The all-electric Ford E-Transit cargo van has undergone a rigorous testing regime designed to recreate the effects of a lifetime of intensive customer use, ahead of going on sale early next year.
The testing saw the E-Transit complete 10 years’ worth of hard work in just 12 weeks in order to test the durability of the battery pack, electric motor and unique rear suspension.
Ford punished the E-Transit through a rigorous series of tests to ensure it’s as durable as its diesel-powered sister models. The no-compromises approach recreates the effects of more than 150,000 miles of driving, according to Andrew Mottram, chief programme engineer E-Transit, Commercial Vehicles, Ford of Europe.
“We test all our vans in conditions above and beyond anything they are likely to face in the hands of customers”, he said. “The all-electric E-Transit is no different – by pushing it to the limit in our controlled test environments, we can be confident that it will reliably serve our customers as they switch to all-electric power for their businesses.”

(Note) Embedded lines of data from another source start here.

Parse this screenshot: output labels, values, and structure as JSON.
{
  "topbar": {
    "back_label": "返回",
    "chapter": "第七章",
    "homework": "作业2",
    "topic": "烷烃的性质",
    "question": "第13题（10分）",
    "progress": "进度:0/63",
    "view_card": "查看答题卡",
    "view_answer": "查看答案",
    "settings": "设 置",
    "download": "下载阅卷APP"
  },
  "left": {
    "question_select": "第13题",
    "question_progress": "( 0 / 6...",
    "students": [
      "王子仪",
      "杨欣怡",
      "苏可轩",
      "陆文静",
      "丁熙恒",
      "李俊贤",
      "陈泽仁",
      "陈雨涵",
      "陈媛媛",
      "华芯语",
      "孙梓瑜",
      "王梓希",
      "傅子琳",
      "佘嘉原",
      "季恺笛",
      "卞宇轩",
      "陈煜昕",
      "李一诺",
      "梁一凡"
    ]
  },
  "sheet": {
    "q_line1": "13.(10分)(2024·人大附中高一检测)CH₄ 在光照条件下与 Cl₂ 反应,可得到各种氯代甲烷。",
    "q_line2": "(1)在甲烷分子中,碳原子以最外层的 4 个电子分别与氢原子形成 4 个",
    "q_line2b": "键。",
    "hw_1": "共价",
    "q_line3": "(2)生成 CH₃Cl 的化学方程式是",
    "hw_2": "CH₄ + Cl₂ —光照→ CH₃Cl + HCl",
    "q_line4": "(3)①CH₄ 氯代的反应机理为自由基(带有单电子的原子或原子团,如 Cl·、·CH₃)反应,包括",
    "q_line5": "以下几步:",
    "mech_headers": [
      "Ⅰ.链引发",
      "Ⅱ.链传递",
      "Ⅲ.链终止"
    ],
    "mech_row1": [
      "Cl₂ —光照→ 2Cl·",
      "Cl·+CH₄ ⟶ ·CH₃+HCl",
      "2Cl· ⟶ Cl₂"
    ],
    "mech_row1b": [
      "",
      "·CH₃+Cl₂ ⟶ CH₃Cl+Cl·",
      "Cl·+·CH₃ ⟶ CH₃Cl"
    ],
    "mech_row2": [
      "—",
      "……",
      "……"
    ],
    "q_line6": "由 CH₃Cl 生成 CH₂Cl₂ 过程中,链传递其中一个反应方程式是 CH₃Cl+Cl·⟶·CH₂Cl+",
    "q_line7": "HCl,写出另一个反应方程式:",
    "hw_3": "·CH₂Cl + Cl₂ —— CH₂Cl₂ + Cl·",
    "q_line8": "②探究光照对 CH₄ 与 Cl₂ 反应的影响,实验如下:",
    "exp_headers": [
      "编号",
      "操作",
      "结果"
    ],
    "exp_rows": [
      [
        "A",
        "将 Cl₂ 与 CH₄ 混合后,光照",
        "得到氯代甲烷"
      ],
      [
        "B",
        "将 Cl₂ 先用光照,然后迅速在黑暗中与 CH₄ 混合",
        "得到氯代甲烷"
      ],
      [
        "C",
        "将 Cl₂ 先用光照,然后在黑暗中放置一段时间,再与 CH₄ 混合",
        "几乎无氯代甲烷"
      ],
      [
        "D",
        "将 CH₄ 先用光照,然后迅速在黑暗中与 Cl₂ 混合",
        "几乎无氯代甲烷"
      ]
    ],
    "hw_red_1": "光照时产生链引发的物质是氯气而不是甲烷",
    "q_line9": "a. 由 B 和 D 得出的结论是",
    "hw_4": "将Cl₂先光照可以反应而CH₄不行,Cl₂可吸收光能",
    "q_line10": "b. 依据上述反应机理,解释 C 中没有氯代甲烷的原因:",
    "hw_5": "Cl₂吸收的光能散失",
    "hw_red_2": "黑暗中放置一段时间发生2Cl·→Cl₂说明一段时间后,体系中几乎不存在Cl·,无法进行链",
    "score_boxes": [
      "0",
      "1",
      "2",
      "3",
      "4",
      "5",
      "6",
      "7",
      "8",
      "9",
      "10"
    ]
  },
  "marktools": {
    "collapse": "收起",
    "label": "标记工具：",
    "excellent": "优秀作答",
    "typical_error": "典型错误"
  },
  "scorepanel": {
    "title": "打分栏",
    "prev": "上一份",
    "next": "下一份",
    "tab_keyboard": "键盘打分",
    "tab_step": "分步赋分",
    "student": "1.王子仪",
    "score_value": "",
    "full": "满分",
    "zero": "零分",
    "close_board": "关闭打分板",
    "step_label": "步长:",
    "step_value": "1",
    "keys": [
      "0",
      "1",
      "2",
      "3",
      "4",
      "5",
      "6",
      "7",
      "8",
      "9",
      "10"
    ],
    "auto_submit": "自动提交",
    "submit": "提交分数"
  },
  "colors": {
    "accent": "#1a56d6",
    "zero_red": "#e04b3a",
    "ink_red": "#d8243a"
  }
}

The electric van has been tested in challenging winter driving conditions in Michigan, US; simulated extreme heat, cold and altitude in Ford’s Environmental Test Chamber in Cologne, Germany; and the giant potholes and rough road surfaces at the company’s Lommel Proving Ground in Belgium.
Ford’s Environmental Test Chamber can recreate conditions from the Sahara to Siberia. Engineers refined the all-electric powertrain and cabin environment for performance and efficiency by subjecting the E‑Transit to over 40 degrees Celsius for two weeks using 28 spotlights with 4,000-watt bulbs. The E-Transit’s battery pack features liquid-cooling technology for optimum performance in extreme weather. The van also had to prove it could function at -35 degrees Celsius and with a full load making the punishing climb to 2,500 metres.
Also, the durability of the E-Transit’s battery pack, electric motor and rear suspension were tested by repeatedly driving the new model through mud and salt baths and through saltwater sprays, simulating winter roads and fords as well as testing the components’ corrosion resistance. The electric motor’s reliability was proven by running it continuously for 125 days.
The E-Transit is part of a major $30 billion investment by Ford into electrified vehicles by 2025. The company has stated its European commercial vehicle range will be 100% zero-emission capable, all-electric or plug-in hybrid by 2024, with two thirds of commercial vehicle sales expected to be all-electric or plug-in hybrid by 2030.
As WhichEV reported, the van will be equipped with a usable battery capacity of 67kWh offering an estimated driving range of up to 217 miles on the combined WLTP cycle. The vehicle’s electric motor will have a peak output of 198 kW (269 PS) and 430Nm of torque.
The Ford E-Transit will make its public UK debut on the Ford stand at this year’s Commercial Vehicle Show, confirmed for 31st August 2021.